Satan who or what is it and why all the confusion?
First off, we must let the Old Testament interpret the New Testament and not the other way around. The New Testament affirms its obligation to the Old Testament in the book of Matthew. It is the genealogy of Yeshua that is displayed, in Matthew’s gospel, by a look back over Old Testament passages.
The first testament went by the Hebrew language while the second testament goes by the Greek. When one language is interpreted into another, there can be a barrier on its meaning. When the term satanas in Greek or sawtawn in Hebrew is used, it means one and the same which is an adversary.
The word satan in the Hebrew is ha sawtawn or the satan, and is properly translated as opposer or adversary. Anytime the word “satan” is used it should have the word “the” beside it at all times. The only way to agree with the Hebrew is to let the word say what it means.
With the Hebrew language displaying the word “the” beside satan, as in “the satan,” would that then confirm that it is not speaking of a noun. Have you ever heard someone call someone else “the John” or “the Susan” when voicing out their name?
I would not think so either. In fact, I would feel insulted if someone used the word “the” beside my name. So, “the fact sawtawn is preceded by ‘ha,’ which means ‘the,’ shows us that it is a common noun, and refers to a title of someone or something and not a proper noun that would indicate the name of someone or something.”1
Common Noun and Proper Noun
Many of us already know what a noun is. Nouns are words that give a name for people, places, thing or ideas, and there are even many different types of nouns. A proper noun uses a capital letter when naming specific things, ideas, places and or people. When it comes to a common noun, it also gives the name of things, ideas, places, and people, such as men, kitten, town and sandal, but they are not seen as specific as the proper noun is.
Proper hermeneutics “…is the science and art of understanding, translating, and explaining the meaning of the Scripture text,”2 to determine what the original audience understood a passage of Scripture to mean. Since a word tends to change its meaning over time, it is appropriate to know the time frame of the letter. By knowing the date, we then would know what vocabulary was being used at the time.
Who is the bogeyman?
A bogeyman is said to be a legendary ghost-like monster. The bogeyman, within Christianity and religious circles, is said to be Satan. This Satan is looked at as a proper noun instead of a common noun, which is what makes this bogeyman out to be scary.
Not only do most religions, within Christianity, has a Satan, that goes by a proper noun, but they also have demons who are said to submit to this Satan. Furthermore, Satan is said to go by other names such as Lucifer, the devil, the dragon, the beast, the antichrist, the serpent, the anointed cherub and maybe even others. However, the other names the Satan, in Christianity, is said to go by could easily be seen as a common noun other than for Lucifer, which was a mistranslation from the Latin “the morning Star” which turns it into a common noun.
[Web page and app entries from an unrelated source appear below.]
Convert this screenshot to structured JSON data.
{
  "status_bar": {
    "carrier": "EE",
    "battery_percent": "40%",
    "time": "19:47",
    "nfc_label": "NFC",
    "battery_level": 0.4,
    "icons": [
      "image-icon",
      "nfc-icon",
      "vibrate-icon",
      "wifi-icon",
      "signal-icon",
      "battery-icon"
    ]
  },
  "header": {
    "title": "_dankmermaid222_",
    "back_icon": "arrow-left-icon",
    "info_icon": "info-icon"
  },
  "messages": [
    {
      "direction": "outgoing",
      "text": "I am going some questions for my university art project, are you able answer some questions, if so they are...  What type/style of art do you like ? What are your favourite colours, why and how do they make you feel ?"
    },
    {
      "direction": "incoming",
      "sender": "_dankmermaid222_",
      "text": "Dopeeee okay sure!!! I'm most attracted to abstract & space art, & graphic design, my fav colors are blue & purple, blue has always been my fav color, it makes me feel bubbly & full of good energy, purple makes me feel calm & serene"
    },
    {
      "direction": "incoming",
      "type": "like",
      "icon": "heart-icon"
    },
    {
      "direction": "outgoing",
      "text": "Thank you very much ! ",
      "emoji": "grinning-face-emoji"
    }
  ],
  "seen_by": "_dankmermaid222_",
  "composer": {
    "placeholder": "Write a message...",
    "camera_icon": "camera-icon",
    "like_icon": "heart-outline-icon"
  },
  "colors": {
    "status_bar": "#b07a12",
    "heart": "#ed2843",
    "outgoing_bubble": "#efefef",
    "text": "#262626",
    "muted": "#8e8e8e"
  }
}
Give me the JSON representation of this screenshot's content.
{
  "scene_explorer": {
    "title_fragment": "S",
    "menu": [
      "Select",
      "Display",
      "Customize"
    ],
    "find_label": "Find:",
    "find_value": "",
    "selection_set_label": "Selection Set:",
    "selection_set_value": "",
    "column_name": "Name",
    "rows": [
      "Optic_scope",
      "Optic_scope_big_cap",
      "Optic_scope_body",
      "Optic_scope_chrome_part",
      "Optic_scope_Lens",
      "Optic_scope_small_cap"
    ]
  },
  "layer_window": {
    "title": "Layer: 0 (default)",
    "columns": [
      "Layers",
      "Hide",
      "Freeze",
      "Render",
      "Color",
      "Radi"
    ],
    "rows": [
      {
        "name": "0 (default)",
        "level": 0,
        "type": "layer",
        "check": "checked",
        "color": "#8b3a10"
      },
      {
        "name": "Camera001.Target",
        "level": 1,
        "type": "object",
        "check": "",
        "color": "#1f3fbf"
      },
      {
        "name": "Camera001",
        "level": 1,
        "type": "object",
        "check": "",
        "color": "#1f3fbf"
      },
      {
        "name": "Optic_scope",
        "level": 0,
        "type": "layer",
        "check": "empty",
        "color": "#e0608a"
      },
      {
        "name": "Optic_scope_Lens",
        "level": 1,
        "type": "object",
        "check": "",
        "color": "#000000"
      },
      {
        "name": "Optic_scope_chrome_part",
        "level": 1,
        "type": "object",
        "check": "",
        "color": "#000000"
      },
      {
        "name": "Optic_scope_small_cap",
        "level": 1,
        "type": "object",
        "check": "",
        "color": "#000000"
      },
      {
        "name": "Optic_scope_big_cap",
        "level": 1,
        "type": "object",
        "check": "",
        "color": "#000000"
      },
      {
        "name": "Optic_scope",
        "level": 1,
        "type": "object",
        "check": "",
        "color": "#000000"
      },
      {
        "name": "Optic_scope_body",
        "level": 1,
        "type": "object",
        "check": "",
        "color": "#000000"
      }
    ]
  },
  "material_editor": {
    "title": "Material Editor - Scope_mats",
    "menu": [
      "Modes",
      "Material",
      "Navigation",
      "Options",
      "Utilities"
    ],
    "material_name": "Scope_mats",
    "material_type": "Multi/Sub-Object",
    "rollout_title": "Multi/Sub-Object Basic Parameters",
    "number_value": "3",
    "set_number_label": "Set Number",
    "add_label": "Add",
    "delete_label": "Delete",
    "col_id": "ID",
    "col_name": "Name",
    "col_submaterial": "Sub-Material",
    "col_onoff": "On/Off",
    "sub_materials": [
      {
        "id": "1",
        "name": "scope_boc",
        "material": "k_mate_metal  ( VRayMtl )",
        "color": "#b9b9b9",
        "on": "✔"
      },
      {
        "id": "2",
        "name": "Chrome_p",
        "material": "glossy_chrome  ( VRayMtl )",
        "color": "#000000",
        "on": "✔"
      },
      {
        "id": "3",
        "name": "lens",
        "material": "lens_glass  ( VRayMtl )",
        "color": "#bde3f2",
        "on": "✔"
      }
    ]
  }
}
Ellicott’s Commentary for English Readers has this to say about Lucifer:
“The word for Lucifer is, literally, the shining one, the planet Venus, the morning star, the son of the dawn, as the symbol of the Babylonian power, which was so closely identified with astrolatry.”3
If we were brave enough to read the Bible, we could understand what devil and demons really are. Such as in Leviticus or Deuteronomy these devils and demons, taught within Christian circles, are none other than man-made hairy goat-idols.4
Albert Barnes’ Notes on the Whole Bible has this to share about devils:
Devils – The word in the original is the “shaggy goat” of Leviticus 4:23. But it is sometimes employed, as here, to denote an object of pagan worship or a demon dwelling in the deserts 2 Chronicles 11:15; Isaiah 13:21; Isaiah 34:14. The worship of the goat, accompanied by the foulest rites, prevailed in Lower Egypt; and the Israelites may have been led into this snare while they dwelt in Egypt.
Did Israel believe in Devils and Demons?
For Israel, during the early days of their establishment, under the covenant with Abraham, and later broken off into twelve tribes through the sons of Jacob, it was known that they did not believe in demons or other gods. Yahweh even declared to Israel, in Isaiah 45:5, Deut. 4:35, Ex. 9:14, Isaiah 43:10 and many others, that there is no other god and never has there been.
The only way for Israel, which is the sons of Jacob broken off into twelve tribes, to have ever given regard to devils and demons as gods, the way most in Christian circles believe these days, is when they were in bondage being influenced by pagan worship by other nations.